Lack of evidence is key barrier to using portable devices to detect poor quality medicines

A series of papers which reviewed portable devices to detect poor quality medicines has concluded major gaps in scientific evidence remain a key barrier for regulators to implement surveillance systems using such devices.

MQRG and MORU teams working on evaluation of portable devices

The five papers have been published in PLOS Neglected Tropical Diseases and PloS Medicine today. They are:

1. Multiphase evaluation of portable medicines quality screening device

2. Laboratory evaluation of twelve portable devices for medicine quality screening

3. A comparative field evaluation of six medicine quality screening devices in Laos.

4. Implementation of field detection devices for antimalarial quality screening in Lao PDR—A cost-effectiveness analysis.

5. Evaluation of portable devices for medicine quality screening: Lessons learnt, recommendations for implementation, and future priorities

Poor quality medical products jeopardise national, regional and global attempts to improve access to effective health care because they lead to avoidable morbidity and mortality, waste human and financial resources, and contribute to drug resistance.
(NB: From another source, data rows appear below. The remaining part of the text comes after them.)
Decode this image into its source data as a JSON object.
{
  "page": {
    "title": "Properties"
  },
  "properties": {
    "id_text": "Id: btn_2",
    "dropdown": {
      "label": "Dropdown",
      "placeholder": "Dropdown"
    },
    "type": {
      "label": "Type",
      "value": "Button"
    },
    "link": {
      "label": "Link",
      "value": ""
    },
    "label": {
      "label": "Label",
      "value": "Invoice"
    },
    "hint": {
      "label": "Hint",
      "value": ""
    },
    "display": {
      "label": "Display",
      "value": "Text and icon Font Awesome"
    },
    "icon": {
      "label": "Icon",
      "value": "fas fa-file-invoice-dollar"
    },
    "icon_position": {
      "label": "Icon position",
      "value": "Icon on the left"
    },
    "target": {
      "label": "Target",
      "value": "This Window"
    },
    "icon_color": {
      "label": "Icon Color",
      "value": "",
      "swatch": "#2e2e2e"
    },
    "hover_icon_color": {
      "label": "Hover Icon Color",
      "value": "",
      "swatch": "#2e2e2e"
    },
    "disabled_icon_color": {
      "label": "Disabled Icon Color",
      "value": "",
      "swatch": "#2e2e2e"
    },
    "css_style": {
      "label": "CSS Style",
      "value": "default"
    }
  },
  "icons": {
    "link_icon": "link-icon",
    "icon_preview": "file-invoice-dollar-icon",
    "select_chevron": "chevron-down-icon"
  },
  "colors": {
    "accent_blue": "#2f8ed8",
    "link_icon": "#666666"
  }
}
The World Health Organization estimates that globally 1 in 10 medical products is substandard and falsified  (SF*), but the reality is that their detailed epidemiology remains very unclear because of the difficulties of detecting them in supply chains and communities.

Medicines Regulatory Authorities (MRAs) in many low-and middle-income countries are under-resourced. New innovative portable tools could help improve MRA efficiency in post-market surveillance of medicines, to better detect and remove SF medicines before they reach patients. Although they hold promise for empowering medicine inspectors in screening medicine quality in supply systems, regulators lack independent information on their performance, limitations and cost-effectiveness. This study aimed to help fill this gap in our understanding.

The Medicine Quality Research Group (LOMWRU, Lao PDR) of IDDO and the Mahidol Oxford Tropical Medicine Research Unit (MORU) worked in collaboration with the Government of the Lao PDR, the Georgia Institute of Technology (USA) and MORU in Thailand to conduct an independent evaluation and comparison of portable devices to provide evidence to facilitate MRAs decisions about whether these new technologies are appropriate for screening of medicines in their countries and they should be deployed. The study was part of the Results for Malaria Elimination and Communicable Diseases Control (RECAP) under the Regional Malaria and Communicable Disease Trust Fund (RMTF) at the Asian Development Bank. This work has been described in this series of five papers.

Twelve portable devices were chosen following a review of the available scientific evidence. These ranged from small single-use rapid diagnostic test kits, through to small spectrometers that can be connected to mobile phones, hand-held spectrometers, and larger devices such as the Minilab, a laboratory in suitcases. Each device was evaluated in the laboratory, the field and for cost-effectiveness. Download more information about the evaluation process

The study’s key findings increase our knowledge of the use of these devices but show that it is currently unlikely that any one device would be able to effectively monitor the quality of all medicines. The researchers concluded that major gaps in the scientific evidence remain and are key barriers for regulators wishing to implement devices in their surveillance systems. However, these devices, when their advantages and limitation are better defined for diverse medicines hold great promise for empowering medicine inspectors globally.

Read the papers

* About SF medical products

Substandard medical products result from errors and negligence during manufacture, transportation, or storage. In contrast, falsified products result from criminal fraud. Although they have been traded for many centuries, in the last few decades the problem seems to have grown, partly because of the increased complexity of the global pharmaceutical economy and internet sales.